ACTIVITY: Leaving out every picture, quote the data below exactly as it appears.

Data records for software interfaces:
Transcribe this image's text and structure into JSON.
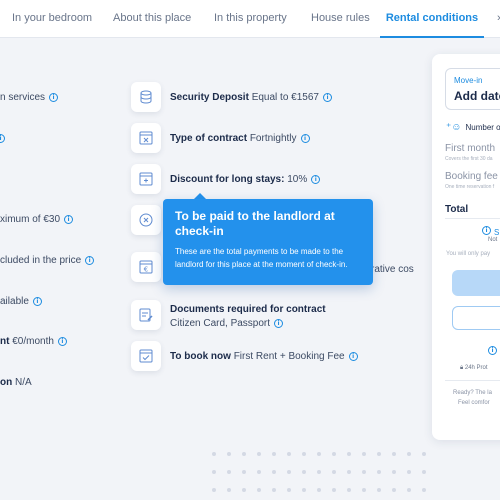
{
  "tabs": [
    {
      "label": "In your bedroom"
    },
    {
      "label": "About this place"
    },
    {
      "label": "In this property"
    },
    {
      "label": "House rules"
    },
    {
      "label": "Rental conditions"
    },
    {
      "label": "›"
    }
  ],
  "left_column": [
    {
      "pre": "",
      "text": "n services"
    },
    {
      "pre": "",
      "text": ""
    },
    {
      "pre": "",
      "text": ""
    },
    {
      "pre": "",
      "text": "ximum of €30"
    },
    {
      "pre": "",
      "text": "cluded in the price"
    },
    {
      "pre": "",
      "text": "ailable"
    },
    {
      "pre": "nt",
      "text": "€0/month"
    },
    {
      "pre": "on",
      "text": "N/A"
    }
  ],
  "conditions": [
    {
      "label": "Security Deposit",
      "value": "Equal to €1567"
    },
    {
      "label": "Type of contract",
      "value": "Fortnightly"
    },
    {
      "label": "Discount for long stays:",
      "value": "10%"
    },
    {
      "label": "Documents required for contract",
      "value": "Citizen Card, Passport"
    },
    {
      "label": "To book now",
      "value": "First Rent + Booking Fee"
    }
  ],
  "hidden_text": "rative cos",
  "tooltip": {
    "title": "To be paid to the landlord at check-in",
    "body": "These are the total payments to be made to the landlord for this place at the moment of check-in."
  },
  "booking_card": {
    "move_in_label": "Move-in",
    "move_in_value": "Add date",
    "occupants": "Number o",
    "first_month": "First month",
    "first_month_sub": "Covers the first 30 da",
    "booking_fee": "Booking fee",
    "booking_fee_sub": "One time reservation f",
    "total": "Total",
    "s_label": "S",
    "not_label": "Not",
    "pay_only": "You will only pay",
    "protection": "24h Prot",
    "ready": "Ready? The la",
    "feel": "Feel comfor"
  },
  "colors": {
    "accent": "#1d8ce0",
    "tooltip_bg": "#2391ec",
    "background": "#f2f4f8"
  },
  "icons": [
    "info-icon",
    "coins-icon",
    "contract-icon",
    "discount-icon",
    "close-circle-icon",
    "calendar-euro-icon",
    "document-pen-icon",
    "calendar-check-icon",
    "add-person-icon",
    "lock-icon"
  ]
}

YOUR SOLUTION:
Transcribe this image's text and structure into JSON.
{
  "tabs": [
    {
      "label": "In your bedroom"
    },
    {
      "label": "About this place"
    },
    {
      "label": "In this property"
    },
    {
      "label": "House rules"
    },
    {
      "label": "Rental conditions"
    },
    {
      "label": "›"
    }
  ],
  "left_column": [
    {
      "pre": "",
      "text": "n services"
    },
    {
      "pre": "",
      "text": ""
    },
    {
      "pre": "",
      "text": ""
    },
    {
      "pre": "",
      "text": "ximum of €30"
    },
    {
      "pre": "",
      "text": "cluded in the price"
    },
    {
      "pre": "",
      "text": "ailable"
    },
    {
      "pre": "nt",
      "text": "€0/month"
    },
    {
      "pre": "on",
      "text": "N/A"
    }
  ],
  "conditions": [
    {
      "label": "Security Deposit",
      "value": "Equal to €1567"
    },
    {
      "label": "Type of contract",
      "value": "Fortnightly"
    },
    {
      "label": "Discount for long stays:",
      "value": "10%"
    },
    {
      "label": "Documents required for contract",
      "value": "Citizen Card, Passport"
    },
    {
      "label": "To book now",
      "value": "First Rent + Booking Fee"
    }
  ],
  "hidden_text": "rative cos",
  "tooltip": {
    "title": "To be paid to the landlord at check-in",
    "body": "These are the total payments to be made to the landlord for this place at the moment of check-in."
  },
  "booking_card": {
    "move_in_label": "Move-in",
    "move_in_value": "Add date",
    "occupants": "Number o",
    "first_month": "First month",
    "first_month_sub": "Covers the first 30 da",
    "booking_fee": "Booking fee",
    "booking_fee_sub": "One time reservation f",
    "total": "Total",
    "s_label": "S",
    "not_label": "Not",
    "pay_only": "You will only pay",
    "protection": "24h Prot",
    "ready": "Ready? The la",
    "feel": "Feel comfor"
  },
  "colors": {
    "accent": "#1d8ce0",
    "tooltip_bg": "#2391ec",
    "background": "#f2f4f8"
  },
  "icons": [
    "info-icon",
    "coins-icon",
    "contract-icon",
    "discount-icon",
    "close-circle-icon",
    "calendar-euro-icon",
    "document-pen-icon",
    "calendar-check-icon",
    "add-person-icon",
    "lock-icon"
  ]
}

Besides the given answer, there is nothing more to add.